→ **What to produce**
I'd like the entries that follow repeated exactly, with the pictures left out.

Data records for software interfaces
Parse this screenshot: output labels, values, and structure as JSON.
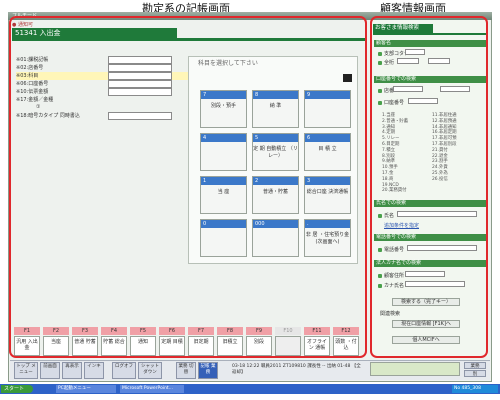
{
  "callouts": {
    "left": "勘定系の記帳画面",
    "right": "顧客情報画面"
  },
  "window": {
    "title": "フルモード"
  },
  "header": {
    "status": "● 通知可",
    "code_title": "51341 入出金"
  },
  "left_form": {
    "fields": [
      "※01:課税記帳",
      "※02:店番号",
      "※03:科目",
      "※06:口座番号",
      "※10:伝票金額",
      "※17:金額／金種",
      "①",
      "※18:暗号カタイプ 同時書込"
    ]
  },
  "keypad": {
    "prompt": "科目を選択して下さい",
    "keys": [
      {
        "num": "7",
        "label": "別段・預手"
      },
      {
        "num": "8",
        "label": "納 準"
      },
      {
        "num": "9",
        "label": ""
      },
      {
        "num": "4",
        "label": ""
      },
      {
        "num": "5",
        "label": "定 期 自動積立 （リレー）"
      },
      {
        "num": "6",
        "label": "目 積 立"
      },
      {
        "num": "1",
        "label": "当 座"
      },
      {
        "num": "2",
        "label": "普通・貯蓄"
      },
      {
        "num": "3",
        "label": "総合口座 決済通帳"
      },
      {
        "num": "0",
        "label": ""
      },
      {
        "num": "000",
        "label": ""
      },
      {
        "num": ".",
        "label": "非 居 ・住宅預り金 (次画面へ)"
      }
    ]
  },
  "fkeys": {
    "labels": [
      "F1",
      "F2",
      "F3",
      "F4",
      "F5",
      "F6",
      "F7",
      "F8",
      "F9",
      "F10",
      "F11",
      "F12"
    ],
    "buttons": [
      "汎用 入出金",
      "当座",
      "普通 貯蓄",
      "貯蓄 総合",
      "通知",
      "定期 目積",
      "旧定期",
      "旧積立",
      "別段",
      "",
      "オフライン 通帳",
      "頭数 ・付込"
    ]
  },
  "right_panel": {
    "title": "お客さま情報検索",
    "sec1": "顧客名",
    "sec1_fields": [
      "支部コタテ",
      "全桁"
    ],
    "sec2": "口座番号での検索",
    "sec2_fields": [
      "店番",
      "口座番号"
    ],
    "list_left": [
      "1.当座",
      "2.普通・貯蓄",
      "3.通知",
      "4.定期",
      "5.リレー",
      "6.目定期",
      "7.積立",
      "8.別段",
      "9.納準",
      "10.預手",
      "17.金",
      "18.商",
      "19.NCD",
      "20.業務貸付"
    ],
    "list_right": [
      "11.非居住通",
      "12.非居預通",
      "14.非居通知",
      "16.非居定期",
      "17.非居可預",
      "17.非居別段",
      "21.貸付",
      "22.退金",
      "23.割手",
      "24.外貨",
      "25.外為",
      "26.投信"
    ],
    "sec3": "氏名での検索",
    "sec3_fields": [
      "氏名",
      "追加条件を指定"
    ],
    "sec4": "電話番号での検索",
    "sec4_fields": [
      "電話番号"
    ],
    "sec5": "法人カナ名での検索",
    "sec5_fields": [
      "顧客住所",
      "カナ氏名"
    ],
    "buttons": [
      "検索する（完了キー）",
      "関連検索",
      "現在口座情報 [F1K]へ",
      "個人MCIFへ"
    ]
  },
  "taskbar": {
    "buttons": [
      "トップ メニュー",
      "前画面",
      "再表示",
      "インキ",
      "ログオフ",
      "シャット ダウン",
      "業務 切替",
      "記帳 業務"
    ],
    "info": "03-18 12:22 職員2011 ZT109810 課長性 -- 出納 01-48 【全返却】",
    "right": [
      "業務",
      "別"
    ]
  },
  "os_taskbar": {
    "start": "スタート",
    "items": [
      "PC起動メニュー",
      "Microsoft PowerPoint..."
    ],
    "clock": "No 485_308"
  }
}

→ **Response to the exercise**
Parse this screenshot: output labels, values, and structure as JSON.
{
  "callouts": {
    "left": "勘定系の記帳画面",
    "right": "顧客情報画面"
  },
  "window": {
    "title": "フルモード"
  },
  "header": {
    "status": "● 通知可",
    "code_title": "51341 入出金"
  },
  "left_form": {
    "fields": [
      "※01:課税記帳",
      "※02:店番号",
      "※03:科目",
      "※06:口座番号",
      "※10:伝票金額",
      "※17:金額／金種",
      "①",
      "※18:暗号カタイプ 同時書込"
    ]
  },
  "keypad": {
    "prompt": "科目を選択して下さい",
    "keys": [
      {
        "num": "7",
        "label": "別段・預手"
      },
      {
        "num": "8",
        "label": "納 準"
      },
      {
        "num": "9",
        "label": ""
      },
      {
        "num": "4",
        "label": ""
      },
      {
        "num": "5",
        "label": "定 期 自動積立 （リレー）"
      },
      {
        "num": "6",
        "label": "目 積 立"
      },
      {
        "num": "1",
        "label": "当 座"
      },
      {
        "num": "2",
        "label": "普通・貯蓄"
      },
      {
        "num": "3",
        "label": "総合口座 決済通帳"
      },
      {
        "num": "0",
        "label": ""
      },
      {
        "num": "000",
        "label": ""
      },
      {
        "num": ".",
        "label": "非 居 ・住宅預り金 (次画面へ)"
      }
    ]
  },
  "fkeys": {
    "labels": [
      "F1",
      "F2",
      "F3",
      "F4",
      "F5",
      "F6",
      "F7",
      "F8",
      "F9",
      "F10",
      "F11",
      "F12"
    ],
    "buttons": [
      "汎用 入出金",
      "当座",
      "普通 貯蓄",
      "貯蓄 総合",
      "通知",
      "定期 目積",
      "旧定期",
      "旧積立",
      "別段",
      "",
      "オフライン 通帳",
      "頭数 ・付込"
    ]
  },
  "right_panel": {
    "title": "お客さま情報検索",
    "sec1": "顧客名",
    "sec1_fields": [
      "支部コタテ",
      "全桁"
    ],
    "sec2": "口座番号での検索",
    "sec2_fields": [
      "店番",
      "口座番号"
    ],
    "list_left": [
      "1.当座",
      "2.普通・貯蓄",
      "3.通知",
      "4.定期",
      "5.リレー",
      "6.目定期",
      "7.積立",
      "8.別段",
      "9.納準",
      "10.預手",
      "17.金",
      "18.商",
      "19.NCD",
      "20.業務貸付"
    ],
    "list_right": [
      "11.非居住通",
      "12.非居預通",
      "14.非居通知",
      "16.非居定期",
      "17.非居可預",
      "17.非居別段",
      "21.貸付",
      "22.退金",
      "23.割手",
      "24.外貨",
      "25.外為",
      "26.投信"
    ],
    "sec3": "氏名での検索",
    "sec3_fields": [
      "氏名",
      "追加条件を指定"
    ],
    "sec4": "電話番号での検索",
    "sec4_fields": [
      "電話番号"
    ],
    "sec5": "法人カナ名での検索",
    "sec5_fields": [
      "顧客住所",
      "カナ氏名"
    ],
    "buttons": [
      "検索する（完了キー）",
      "関連検索",
      "現在口座情報 [F1K]へ",
      "個人MCIFへ"
    ]
  },
  "taskbar": {
    "buttons": [
      "トップ メニュー",
      "前画面",
      "再表示",
      "インキ",
      "ログオフ",
      "シャット ダウン",
      "業務 切替",
      "記帳 業務"
    ],
    "info": "03-18 12:22 職員2011 ZT109810 課長性 -- 出納 01-48 【全返却】",
    "right": [
      "業務",
      "別"
    ]
  },
  "os_taskbar": {
    "start": "スタート",
    "items": [
      "PC起動メニュー",
      "Microsoft PowerPoint..."
    ],
    "clock": "No 485_308"
  }
}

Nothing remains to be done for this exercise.